OBSERVATION 8. CRUCIALLY, Pope Francis states that conscience remains the ultimate subjective norm of morality even if an action were to be contrary to ‘natural law’.
- “A pastor cannot feel that it is enough simply to apply moral laws to those living in ‘irregular’ situations, as if they were stones to throw at people’s lives. This would bespeak the closed heart of one used to hiding behind the Church’s teachings, ‘sitting on the chair of Moses and judging at times with superiority and superficiality difficult cases and wounded families. Along these same lines, the International Theological Commission has noted that ‘natural law may not be presented as an already established set of rules that impose themselves a priori on the moral subject; rather, it is a source of objective inspiration for the deeply personal process of making decisions’.” (Amoris Laetitia, § 305).
- This is what the International Theological Commission said: “Moral science cannot furnish an acting subject with a norm to be applied adequately and almost automatically to concrete situations; only the conscience of the subject, the judgment of his practical reason, can formulate the immediate norm of action. But at the same time, this approach does not abandon conscience to mere subjectivity: it aims at having the subject acquire the intellectual and affective dispositions which allow him to be open to moral truth, so that his judgment may be adequate. Natural law could not, therefore, be presented as an already established set of rules that impose themselves a priori on the moral subject; rather, it is a source of objective inspiration for the deeply personal process of making a decision.” (International Theological Commission, In Search of a Universal Ethic: A New Look at Natural Law (2009), § 59.
- It is also worth noting that the ‘pastoral solution through personal conscience’ was possibly also in the mind of Pope Paul VI, the author of Humanae Vitae. On this we have the reliable testimony of Cardinal Martini. He maintains that Pope Paul VI did acknowledge exceptions in unusual circumstances and that he expected theologians and bishops to remind people of their conscience as their ultimate norm of right and wrong. That is, seemingly, why he accepted the advice of those bishops’ conferences who re-affirmed personal conscience. But if this is so, we wonder why Paul VI failed to express this in Humanae Vitae, which is so uncompromising throughout. Read more.
|Papal teaching on contraception has developed since Humanae Vitae (1968). In “The Joy of Love” Pope Francis does not label contraception as going against natural law or being intrinsically evil. He seems to acknowledge that exceptional circumstances can make contraceptives licit.

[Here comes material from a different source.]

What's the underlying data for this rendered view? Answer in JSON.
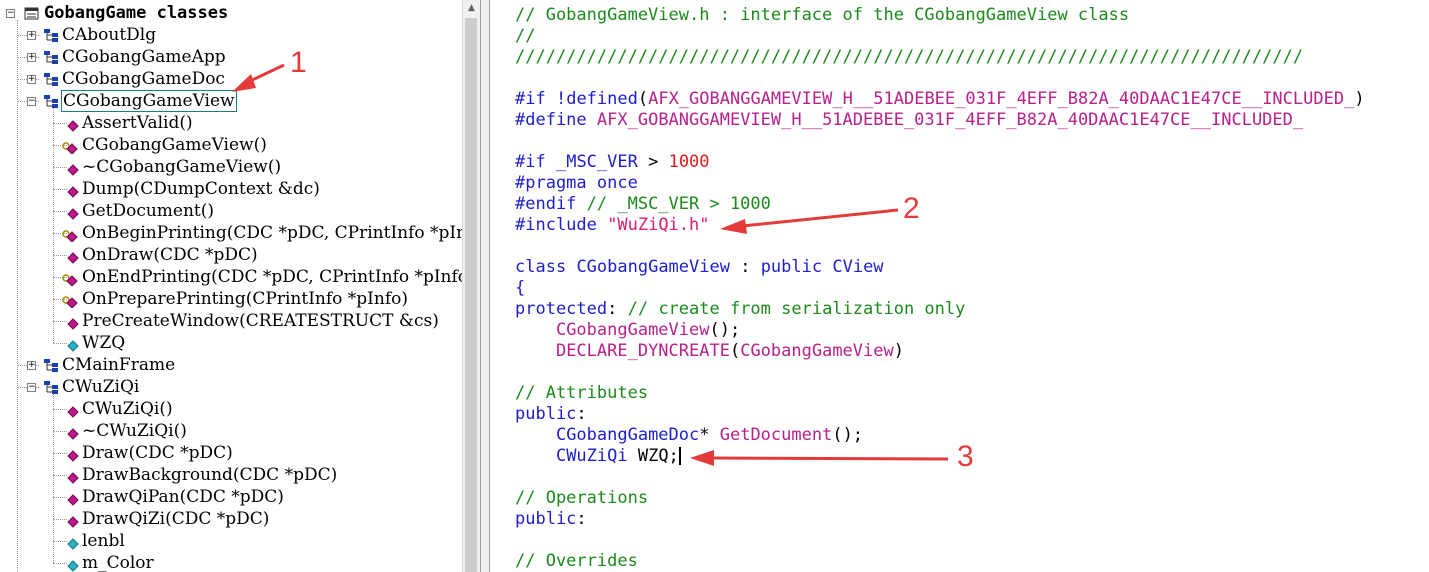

The main achievement of “The Joy of Love” is that it officially re-affirms conscience as as the ultimate judge for the individual on what is right and what is wrong. This he also applies to contraception.
It remains regrettable that Pope Francis could not take the final step and abolish the official total ban of contraception.